Bipartisan Campaign Finance Bill Aims to “Follow the Money”
The Follow the Money Act of 2013, introduced in the Senate last week, would establish a real-time reporting system for campaign contributions and independent spending by corporations, associations, and other organizations.
To help boost transparency in campaign finance, Sens.

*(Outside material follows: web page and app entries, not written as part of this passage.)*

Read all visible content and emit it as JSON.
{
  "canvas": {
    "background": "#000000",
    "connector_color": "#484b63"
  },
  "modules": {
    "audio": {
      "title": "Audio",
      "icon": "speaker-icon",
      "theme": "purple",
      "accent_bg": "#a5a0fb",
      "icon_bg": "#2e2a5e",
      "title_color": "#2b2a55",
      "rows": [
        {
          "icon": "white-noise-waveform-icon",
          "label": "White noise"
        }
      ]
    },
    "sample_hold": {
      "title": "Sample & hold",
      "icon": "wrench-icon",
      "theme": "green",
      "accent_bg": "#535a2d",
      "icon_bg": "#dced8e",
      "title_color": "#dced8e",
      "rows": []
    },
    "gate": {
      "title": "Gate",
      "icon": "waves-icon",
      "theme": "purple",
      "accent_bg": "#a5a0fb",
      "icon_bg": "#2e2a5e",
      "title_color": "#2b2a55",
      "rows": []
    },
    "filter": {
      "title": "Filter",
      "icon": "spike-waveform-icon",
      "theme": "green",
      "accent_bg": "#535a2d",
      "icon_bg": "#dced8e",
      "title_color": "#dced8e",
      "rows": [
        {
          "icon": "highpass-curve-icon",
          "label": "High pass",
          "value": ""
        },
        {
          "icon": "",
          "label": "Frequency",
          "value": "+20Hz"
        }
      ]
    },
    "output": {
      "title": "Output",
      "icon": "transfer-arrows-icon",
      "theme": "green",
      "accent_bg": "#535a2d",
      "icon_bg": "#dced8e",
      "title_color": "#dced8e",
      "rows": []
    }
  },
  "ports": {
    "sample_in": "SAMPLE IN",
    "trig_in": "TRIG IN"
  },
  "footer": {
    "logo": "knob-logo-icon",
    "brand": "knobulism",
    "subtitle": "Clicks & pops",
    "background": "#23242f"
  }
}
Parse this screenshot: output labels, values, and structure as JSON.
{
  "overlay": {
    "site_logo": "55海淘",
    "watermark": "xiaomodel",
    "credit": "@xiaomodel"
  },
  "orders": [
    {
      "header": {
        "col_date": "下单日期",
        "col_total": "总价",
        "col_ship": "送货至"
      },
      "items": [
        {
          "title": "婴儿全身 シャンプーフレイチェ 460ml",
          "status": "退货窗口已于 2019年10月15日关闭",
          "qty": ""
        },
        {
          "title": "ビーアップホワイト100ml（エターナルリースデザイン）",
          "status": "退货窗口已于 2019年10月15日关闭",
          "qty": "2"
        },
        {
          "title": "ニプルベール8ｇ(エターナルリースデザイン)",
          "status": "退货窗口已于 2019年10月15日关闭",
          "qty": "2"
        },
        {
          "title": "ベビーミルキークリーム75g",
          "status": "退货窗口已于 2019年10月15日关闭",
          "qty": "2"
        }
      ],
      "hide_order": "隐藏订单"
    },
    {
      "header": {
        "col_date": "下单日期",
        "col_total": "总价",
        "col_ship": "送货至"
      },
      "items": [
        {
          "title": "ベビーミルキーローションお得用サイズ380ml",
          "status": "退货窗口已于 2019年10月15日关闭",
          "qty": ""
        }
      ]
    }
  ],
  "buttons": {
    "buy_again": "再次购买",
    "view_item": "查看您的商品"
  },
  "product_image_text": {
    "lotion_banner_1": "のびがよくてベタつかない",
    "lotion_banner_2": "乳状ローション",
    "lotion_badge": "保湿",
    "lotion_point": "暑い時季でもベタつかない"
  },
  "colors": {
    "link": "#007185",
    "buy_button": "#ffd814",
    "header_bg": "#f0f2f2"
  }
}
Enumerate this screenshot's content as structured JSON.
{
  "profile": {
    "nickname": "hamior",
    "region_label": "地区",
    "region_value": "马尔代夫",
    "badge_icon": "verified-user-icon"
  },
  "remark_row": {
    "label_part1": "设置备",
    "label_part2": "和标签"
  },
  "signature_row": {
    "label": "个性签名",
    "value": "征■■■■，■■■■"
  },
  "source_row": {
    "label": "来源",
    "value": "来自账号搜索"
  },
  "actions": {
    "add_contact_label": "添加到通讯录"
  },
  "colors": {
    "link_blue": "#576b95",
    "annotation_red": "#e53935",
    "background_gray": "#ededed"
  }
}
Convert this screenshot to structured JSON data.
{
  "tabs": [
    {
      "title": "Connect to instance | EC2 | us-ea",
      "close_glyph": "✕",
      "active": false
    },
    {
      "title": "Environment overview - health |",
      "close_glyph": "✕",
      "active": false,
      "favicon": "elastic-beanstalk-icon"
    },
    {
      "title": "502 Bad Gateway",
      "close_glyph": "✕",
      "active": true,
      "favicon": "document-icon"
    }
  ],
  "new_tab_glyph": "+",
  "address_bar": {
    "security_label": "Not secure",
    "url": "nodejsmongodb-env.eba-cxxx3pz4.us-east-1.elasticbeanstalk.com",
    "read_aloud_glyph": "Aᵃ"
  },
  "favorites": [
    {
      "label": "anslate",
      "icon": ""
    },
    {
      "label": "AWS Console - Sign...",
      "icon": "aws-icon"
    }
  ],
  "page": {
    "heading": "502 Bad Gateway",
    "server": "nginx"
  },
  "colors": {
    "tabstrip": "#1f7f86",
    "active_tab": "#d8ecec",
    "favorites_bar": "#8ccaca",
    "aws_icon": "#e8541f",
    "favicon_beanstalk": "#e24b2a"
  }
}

Lisa Murkowski (R-AL) and Ron Wyden (D-OR) introduced legislation last week that would require corporations, trade associations, unions, and Super PACs to disclose their sources of spending to influence political campaigns.
The Follow the Money Act would also direct the Federal Election Commission (FEC) to establish a new reporting system for contributions so that the public can monitor independent spending and candidate campaign contributions in “real time,” rather than having to wait for quarterly reports.
“Americans expect accountability and transparency from their candidates, and those deciding to influence elections should be held to the same standard,” Murkowski said in a press release. “A majority of Republicans, Democrats and Independents were concerned over the role of big money and secret donors in the last election, proving that this not a partisan issue; this is an issue about having the best-informed voters possible.”
The bill also increases the threshold at which candidates and political committees must disclose contributions on their FEC reports from $200 to $1,000. Murkowski and Wyden said this “safe harbor” provision allows groups that give “small money” to exercise their First Amendment rights without disclosing receipts or expenditures.
“These reforms reflect the belief that where there’s significant campaign spending, everyone has to play by the same rules and that voters deserve to know where the money is coming from and where it’s going,” Wyden said. “This will bring an end to the most flagrant abuses that have made a mockery of campaign finance and tax law.”
Super PACs, in particular, have come under fire for enabling abuses of campaign finance laws.
“Many analysts say that Super PACs are evading, avoiding, and flagrantly violating the FEC reporting provisions, mainly because their donors’ identities can be filtered through nonprofit organizations that are not required to disclose their contributors,” explained Robert Portman and Peggy Tighe, attorneys with Powers Pyles Sutter & Verville PC, in a recent ASAE Association Law & Policy newsletter article [paywall]. “As Super PACs are not subject to traditional PAC spending caps, they can be a more attractive option for wealthy donors and give corporations a way to be involved in federal campaigns that did not previously exist.”
In December 2011, the FEC issued a notice of proposed rulemaking regarding reporting and disclosure rules for Super PACs in the wake of the Supreme Court’s Citizens United decision. Final rules are still pending.